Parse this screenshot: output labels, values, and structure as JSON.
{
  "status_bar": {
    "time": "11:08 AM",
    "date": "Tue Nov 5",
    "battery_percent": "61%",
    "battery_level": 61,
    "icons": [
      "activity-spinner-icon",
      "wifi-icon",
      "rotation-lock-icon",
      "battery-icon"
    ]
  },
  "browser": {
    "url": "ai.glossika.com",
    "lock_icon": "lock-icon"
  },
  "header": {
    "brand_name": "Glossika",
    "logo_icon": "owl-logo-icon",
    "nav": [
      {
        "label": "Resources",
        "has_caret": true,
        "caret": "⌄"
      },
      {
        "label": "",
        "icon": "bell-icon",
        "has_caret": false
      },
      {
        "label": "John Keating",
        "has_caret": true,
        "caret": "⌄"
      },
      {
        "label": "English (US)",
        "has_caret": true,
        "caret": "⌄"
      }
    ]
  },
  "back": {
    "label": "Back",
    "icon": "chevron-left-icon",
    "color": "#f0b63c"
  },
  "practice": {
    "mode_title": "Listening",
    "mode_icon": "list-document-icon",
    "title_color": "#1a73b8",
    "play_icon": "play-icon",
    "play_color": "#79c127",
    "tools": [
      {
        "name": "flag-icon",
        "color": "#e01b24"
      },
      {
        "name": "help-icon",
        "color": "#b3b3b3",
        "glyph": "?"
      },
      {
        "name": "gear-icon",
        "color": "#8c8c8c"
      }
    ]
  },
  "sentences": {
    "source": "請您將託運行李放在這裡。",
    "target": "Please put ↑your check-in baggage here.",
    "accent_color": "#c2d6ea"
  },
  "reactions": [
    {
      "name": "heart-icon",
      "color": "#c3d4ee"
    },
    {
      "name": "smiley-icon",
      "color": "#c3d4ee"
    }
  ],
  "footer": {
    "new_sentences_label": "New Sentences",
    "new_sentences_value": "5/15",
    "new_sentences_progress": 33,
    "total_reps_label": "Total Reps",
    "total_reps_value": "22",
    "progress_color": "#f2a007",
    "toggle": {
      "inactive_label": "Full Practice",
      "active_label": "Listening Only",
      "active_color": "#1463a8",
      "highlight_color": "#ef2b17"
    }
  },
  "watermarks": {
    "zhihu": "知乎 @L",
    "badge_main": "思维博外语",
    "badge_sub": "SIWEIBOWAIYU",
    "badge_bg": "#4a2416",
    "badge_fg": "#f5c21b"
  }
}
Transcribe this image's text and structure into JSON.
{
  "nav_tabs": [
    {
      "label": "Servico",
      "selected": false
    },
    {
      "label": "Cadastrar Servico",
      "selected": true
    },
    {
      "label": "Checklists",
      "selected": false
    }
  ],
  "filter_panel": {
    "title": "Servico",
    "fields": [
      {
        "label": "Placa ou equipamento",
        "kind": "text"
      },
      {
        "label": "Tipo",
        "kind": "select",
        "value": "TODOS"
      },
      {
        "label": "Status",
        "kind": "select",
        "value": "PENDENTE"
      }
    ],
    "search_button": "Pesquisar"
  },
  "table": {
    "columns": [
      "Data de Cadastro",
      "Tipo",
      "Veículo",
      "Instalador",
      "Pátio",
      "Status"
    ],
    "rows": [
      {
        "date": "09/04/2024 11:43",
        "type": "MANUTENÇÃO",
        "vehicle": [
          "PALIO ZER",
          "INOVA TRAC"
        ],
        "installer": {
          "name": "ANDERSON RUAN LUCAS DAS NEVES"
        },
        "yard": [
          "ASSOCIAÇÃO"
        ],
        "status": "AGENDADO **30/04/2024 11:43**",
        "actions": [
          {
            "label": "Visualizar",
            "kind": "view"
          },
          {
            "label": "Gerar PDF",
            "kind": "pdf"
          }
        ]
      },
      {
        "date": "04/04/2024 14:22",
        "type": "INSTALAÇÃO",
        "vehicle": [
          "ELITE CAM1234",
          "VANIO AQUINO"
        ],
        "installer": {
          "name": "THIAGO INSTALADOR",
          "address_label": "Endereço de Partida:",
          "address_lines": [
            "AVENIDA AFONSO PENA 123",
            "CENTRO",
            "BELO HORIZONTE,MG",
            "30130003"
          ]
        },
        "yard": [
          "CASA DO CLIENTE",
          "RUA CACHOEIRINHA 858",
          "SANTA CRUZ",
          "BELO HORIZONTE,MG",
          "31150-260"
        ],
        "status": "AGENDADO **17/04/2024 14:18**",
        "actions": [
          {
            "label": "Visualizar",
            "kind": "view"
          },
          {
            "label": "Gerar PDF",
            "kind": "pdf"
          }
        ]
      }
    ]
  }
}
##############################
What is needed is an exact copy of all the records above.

Parse this screenshot: output labels, values, and structure as JSON.
{
  "status_bar": {
    "time": "11:08 AM",
    "date": "Tue Nov 5",
    "battery_percent": "61%",
    "battery_level": 61,
    "icons": [
      "activity-spinner-icon",
      "wifi-icon",
      "rotation-lock-icon",
      "battery-icon"
    ]
  },
  "browser": {
    "url": "ai.glossika.com",
    "lock_icon": "lock-icon"
  },
  "header": {
    "brand_name": "Glossika",
    "logo_icon": "owl-logo-icon",
    "nav": [
      {
        "label": "Resources",
        "has_caret": true,
        "caret": "⌄"
      },
      {
        "label": "",
        "icon": "bell-icon",
        "has_caret": false
      },
      {
        "label": "John Keating",
        "has_caret": true,
        "caret": "⌄"
      },
      {
        "label": "English (US)",
        "has_caret": true,
        "caret": "⌄"
      }
    ]
  },
  "back": {
    "label": "Back",
    "icon": "chevron-left-icon",
    "color": "#f0b63c"
  },
  "practice": {
    "mode_title": "Listening",
    "mode_icon": "list-document-icon",
    "title_color": "#1a73b8",
    "play_icon": "play-icon",
    "play_color": "#79c127",
    "tools": [
      {
        "name": "flag-icon",
        "color": "#e01b24"
      },
      {
        "name": "help-icon",
        "color": "#b3b3b3",
        "glyph": "?"
      },
      {
        "name": "gear-icon",
        "color": "#8c8c8c"
      }
    ]
  },
  "sentences": {
    "source": "請您將託運行李放在這裡。",
    "target": "Please put ↑your check-in baggage here.",
    "accent_color": "#c2d6ea"
  },
  "reactions": [
    {
      "name": "heart-icon",
      "color": "#c3d4ee"
    },
    {
      "name": "smiley-icon",
      "color": "#c3d4ee"
    }
  ],
  "footer": {
    "new_sentences_label": "New Sentences",
    "new_sentences_value": "5/15",
    "new_sentences_progress": 33,
    "total_reps_label": "Total Reps",
    "total_reps_value": "22",
    "progress_color": "#f2a007",
    "toggle": {
      "inactive_label": "Full Practice",
      "active_label": "Listening Only",
      "active_color": "#1463a8",
      "highlight_color": "#ef2b17"
    }
  },
  "watermarks": {
    "zhihu": "知乎 @L",
    "badge_main": "思维博外语",
    "badge_sub": "SIWEIBOWAIYU",
    "badge_bg": "#4a2416",
    "badge_fg": "#f5c21b"
  }
}
Transcribe this image's text and structure into JSON.
{
  "nav_tabs": [
    {
      "label": "Servico",
      "selected": false
    },
    {
      "label": "Cadastrar Servico",
      "selected": true
    },
    {
      "label": "Checklists",
      "selected": false
    }
  ],
  "filter_panel": {
    "title": "Servico",
    "fields": [
      {
        "label": "Placa ou equipamento",
        "kind": "text"
      },
      {
        "label": "Tipo",
        "kind": "select",
        "value": "TODOS"
      },
      {
        "label": "Status",
        "kind": "select",
        "value": "PENDENTE"
      }
    ],
    "search_button": "Pesquisar"
  },
  "table": {
    "columns": [
      "Data de Cadastro",
      "Tipo",
      "Veículo",
      "Instalador",
      "Pátio",
      "Status"
    ],
    "rows": [
      {
        "date": "09/04/2024 11:43",
        "type": "MANUTENÇÃO",
        "vehicle": [
          "PALIO ZER",
          "INOVA TRAC"
        ],
        "installer": {
          "name": "ANDERSON RUAN LUCAS DAS NEVES"
        },
        "yard": [
          "ASSOCIAÇÃO"
        ],
        "status": "AGENDADO **30/04/2024 11:43**",
        "actions": [
          {
            "label": "Visualizar",
            "kind": "view"
          },
          {
            "label": "Gerar PDF",
            "kind": "pdf"
          }
        ]
      },
      {
        "date": "04/04/2024 14:22",
        "type": "INSTALAÇÃO",
        "vehicle": [
          "ELITE CAM1234",
          "VANIO AQUINO"
        ],
        "installer": {
          "name": "THIAGO INSTALADOR",
          "address_label": "Endereço de Partida:",
          "address_lines": [
            "AVENIDA AFONSO PENA 123",
            "CENTRO",
            "BELO HORIZONTE,MG",
            "30130003"
          ]
        },
        "yard": [
          "CASA DO CLIENTE",
          "RUA CACHOEIRINHA 858",
          "SANTA CRUZ",
          "BELO HORIZONTE,MG",
          "31150-260"
        ],
        "status": "AGENDADO **17/04/2024 14:18**",
        "actions": [
          {
            "label": "Visualizar",
            "kind": "view"
          },
          {
            "label": "Gerar PDF",
            "kind": "pdf"
          }
        ]
      }
    ]
  }
}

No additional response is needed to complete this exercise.